13 

Schulz R. , & Curnow C. 1988. Peak performance and age among superathletes: Track and field, swimming, baseball, tennis, and golf. Journal of Gerontology, 43, 113– 120.

14 

Sowell C.B. , & Mounts W.S. 2005. Ability, age, and performance: Conclusion from the Ironman Triathlon World Championships. Journal of Sports Economics, 6, 78– 97.

15 

Stair A. , Day A. , Mizak D. , & Neral J. 2008. The factors affecting team performance in the NFL: Does off-field conduct matter?. Economics Bulletin, 26, 1– 9.

16 

Staw B.M., , & Hoang H. 1995. Sunk costs in the NBA: Why draft order affects playing time and survival in professional basketball.

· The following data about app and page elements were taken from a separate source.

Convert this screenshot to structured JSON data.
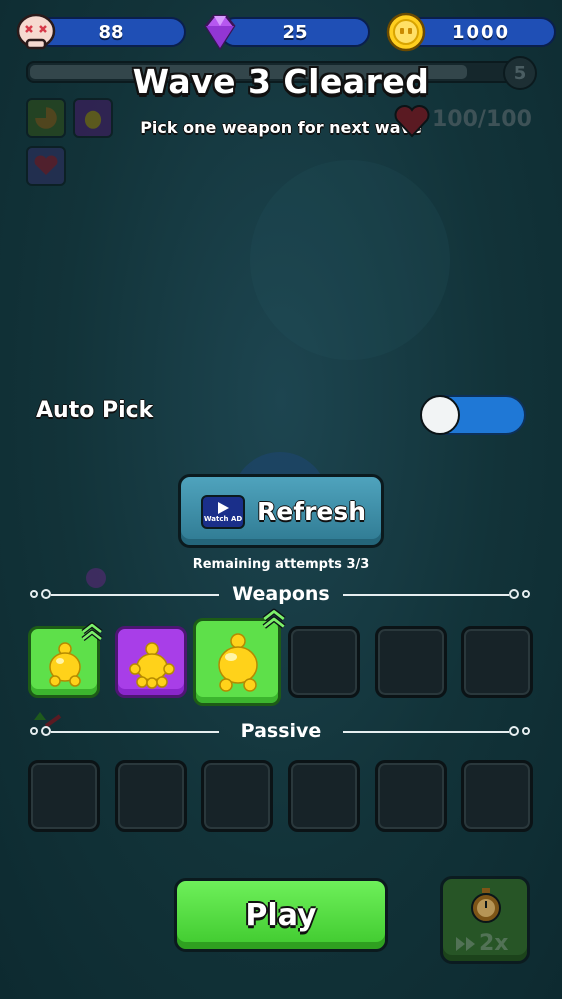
{
  "currency": {
    "skulls": "88",
    "gems": "25",
    "coins": "1000"
  },
  "wave": {
    "title": "Wave 3 Cleared",
    "subtitle": "Pick one weapon for next wave",
    "level_badge": "5",
    "progress_fraction": 0.9
  },
  "health": {
    "text": "100/100"
  },
  "auto_pick": {
    "label": "Auto Pick",
    "enabled": false
  },
  "refresh": {
    "label": "Refresh",
    "ad_label": "Watch AD",
    "remaining": "Remaining attempts 3/3"
  },
  "weapons": {
    "title": "Weapons",
    "slots": [
      {
        "rarity": "green",
        "icon": "yellow-blob-icon",
        "upgradable": true
      },
      {
        "rarity": "purple",
        "icon": "yellow-blob-icon",
        "upgradable": false
      },
      {
        "rarity": "green",
        "icon": "yellow-blob-icon",
        "upgradable": true
      },
      {
        "rarity": "empty"
      },
      {
        "rarity": "empty"
      },
      {
        "rarity": "empty"
      }
    ]
  },
  "passive": {
    "title": "Passive",
    "slots": 6
  },
  "play": {
    "label": "Play"
  },
  "speed": {
    "label": "2x"
  },
  "colors": {
    "green": "#5ee04a",
    "purple": "#a83ee8",
    "blue": "#1f4fb5",
    "background": "#123339"
  }
}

Administrative Science Quarterly, 40, 474– 494.

Notes

Figures and Tables

Table 1

Descriptive statistics

VariableFull Sample (1975–2005)Sub Sample 1 (1975–1989)Sub Sample 2 (1990–2005)
NMeanSDMinMaxNMeanSDMinMaxNMeanSDMinMax
AGE89622.270.78202541522.250.63212548122.290.902025
WT896243.4642.63170375415236.0035.21174325481249.8947.22170375
DRFT89615.018.4513241514.348.0012848115.608.79132
PSTN8960.070.25014150.060.24014810.070.2601
CLLGE8960.170.37014150.000.05014810.310.4601
RACE8960.730.44014150.640.48014810.810.3901
CARAV89644.0230.45016541543.4431.15016048144.5329.850165
CRYR8968.853.591214158.893.731214818.823.45120
YRPS8965.984.060194155.904.250194816.053.89016
APS8960.421.210104150.451.350104810.401.0707

Note: AGE - age of NFL entry; WT –weight; DRFT - draft pick slot; PSTN - playing position; CLLGE - college graduate; RACE - race; CARAV –weighted career approximate value; CRYR –NFL career length (years); YRPS - years as a primary starter; and APS –all-pro selection.

Table 2

Censored normal regression results

VariableCARAVCRYRYRPSAPS
AGE–5.179 ** (1.452)–0.617 ** (0.175)–0.652 ** (0.192)–0.120 * (0.054)
WT0.024(0.025)0.004(0.003)0.008 * (0.003)0.001(0.001)
DRAFT–0.936 ** (0.135)–0.070 ** (0.015)–0.113 ** (0.017)–0.026 ** (0.006)
PSTN9.261(5.986)1.284 * (0.657)–0.222(0.708)–0.264(0.162)
CLLGE–0.890(3.682)–0.092(0.431)–0.132(0.474)0.186(0.145)
RACE3.466(2.580)0.005(0.337)–0.233(0.370)–0.041(0.118)
RULECHNG4.720 * (2.443)0.363(0.291)0.671 * (0.328)0.084(0.093)
Constant163.65422.643(3.993)20.261(4.366)3.40(1.269)
Pseudo R2 0.010.010.010.02

Note: Robust standard errors in parentheses.  *and  **denote significance at 5 and 1% levels, respectively.